ESF students can combine BTEC with IB diploma and/or GCE A-level courses to increase their range of choices for higher education. Currently, more than 140 students in Year 12 and 120 students in Year 13 have gone down the applied learning route, studying various subjects.

ESF school development advisor (secondary) Chris Durbin says the foundation adopted a personalised approach to practical subjects, allowing students to combine a specialist interest with more generic applied learning.

In the context of Hong Kong culture, Durbin notes, youngsters with less academic aspirations sometimes have self-esteem issues. “They are more immune to the culture in international schools but it still lingers a bit,” he says. “It is not so much in the teachers as in the families, the students themselves.”

In late September, the foundation held its first Asia-Pacific Applied Learning Conference at the campuses of West Island School and South Island School, showcasing to teachers from across the region its achievement in creating alternative pathways for students. Held concurrently was an education fair on further study opportunities in applied subjects that 70 universities and colleges took part in. Twelve accomplished figures from different fields, including a chef, a marketing director, a civil engineer and a fashion designer, shared insights about their career paths with students at talks and workshops. There was also a professional development day for BTEC teachers from Hong Kong, China and other countries including Taiwan, Myanmar, Malaysia, and Thailand. In September, ESF private independent school Renaissance College (RCHK) in Discovery Bay launched Hong Kong’s first
International Baccalaureate Careerrelated Programme in partnership with SCAD Hong Kong. On the twoyear programme, students can take up to six SCAD courses, which make up about one-third of the total. Talks, lectures, career pathway discussions and other events held by SCAD Hong Kong at its campus are also open to students taking the programme.

Among the five ESF secondary schools, business studies is a core applied subject. “We are trying to prepare students for thinking about business and enterprise. The philosophy is business and ‘something’ - business and art; sport and business etc. What is the point of doing business, if you don’t have something to do it with and about?” says Durbin, adding that creativity, enterprise and ethics form the basis of the study framework.

Whatever their area of speciality, students on applied programmes are expected to do work-based learning and projects.
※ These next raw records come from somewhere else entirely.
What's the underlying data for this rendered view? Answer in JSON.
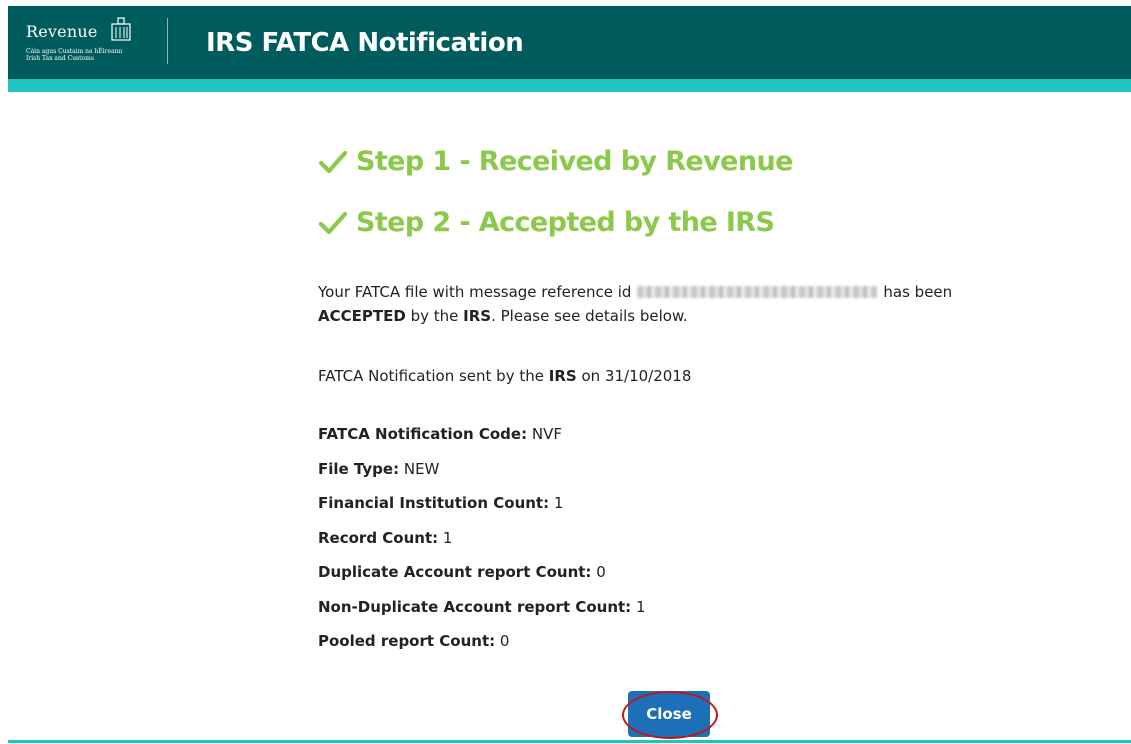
{
  "header": {
    "logo_word": "Revenue",
    "logo_line1": "Cáin agus Custaim na hÉireann",
    "logo_line2": "Irish Tax and Customs",
    "app_title": "IRS FATCA Notification"
  },
  "steps": [
    {
      "label": "Step 1 - Received by Revenue"
    },
    {
      "label": "Step 2 - Accepted by the IRS"
    }
  ],
  "message": {
    "part1": "Your FATCA file with message reference id",
    "part2": "has been",
    "accepted": "ACCEPTED",
    "by_the": "by the",
    "irs": "IRS",
    "part3": ". Please see details below."
  },
  "sent": {
    "prefix": "FATCA Notification sent by the",
    "irs": "IRS",
    "on": "on",
    "date": "31/10/2018"
  },
  "details": [
    {
      "label": "FATCA Notification Code:",
      "value": "NVF"
    },
    {
      "label": "File Type:",
      "value": "NEW"
    },
    {
      "label": "Financial Institution Count:",
      "value": "1"
    },
    {
      "label": "Record Count:",
      "value": "1"
    },
    {
      "label": "Duplicate Account report Count:",
      "value": "0"
    },
    {
      "label": "Non-Duplicate Account report Count:",
      "value": "1"
    },
    {
      "label": "Pooled report Count:",
      "value": "0"
    }
  ],
  "close_label": "Close",
  "colors": {
    "header_bg": "#005c5c",
    "accent_teal": "#1fc3c3",
    "step_green": "#8cc94a",
    "button_blue": "#1d6fb8",
    "highlight_red": "#c0171b"
  }
}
Assessment is based far more on portfolios than on pen and paper examinations. As well as exposing them to the world of work, the aim is to help all students learn happily, and be energised by doing what they are passionate about.

 “We know from studies on wellbeing amongst young people that different things can make them demotivated, even depressed,” says Durbin. “If students don’t have a good time in school, and they don’t do appropriate things that progress to where they are going to, their motivation goes down, their grades go down. What we are doing is saying to the 16-year-olds: ‘Here is a range of things you can do and here is the route to do it. Meanwhile, we will make sure you have a portfolio of experience and assessment that looks really good, to get you accepted by universities or colleges’.”

There is no shortage of interest in fast-growing practical fields. Alex Llewellyn, a Year 12 student at South Island School, and Michelle Leung, a Year 13 student at Island School, were among ESF students who joined a tour of Hotel Icon, PolyU School of Hotel and Tourism Management’s teaching hotel, which coincided with the conference. Both are interested in joining the hospitality field. “It is amazing to see students running a hotel here,” says Alex, who is also considering studying aviation. “I am planning to study in UK but may come back to work afterwards.” Michelle is drawn to studying hotel management in Switzerland. “Hong Kong is my second choice,” she says. “It seems interesting that you get to work in different departments in a hotel. My cousin did a hospitality course in Australia and she liked it. She showed me pictures of her working in a restaurant as an intern. That’s so cool.”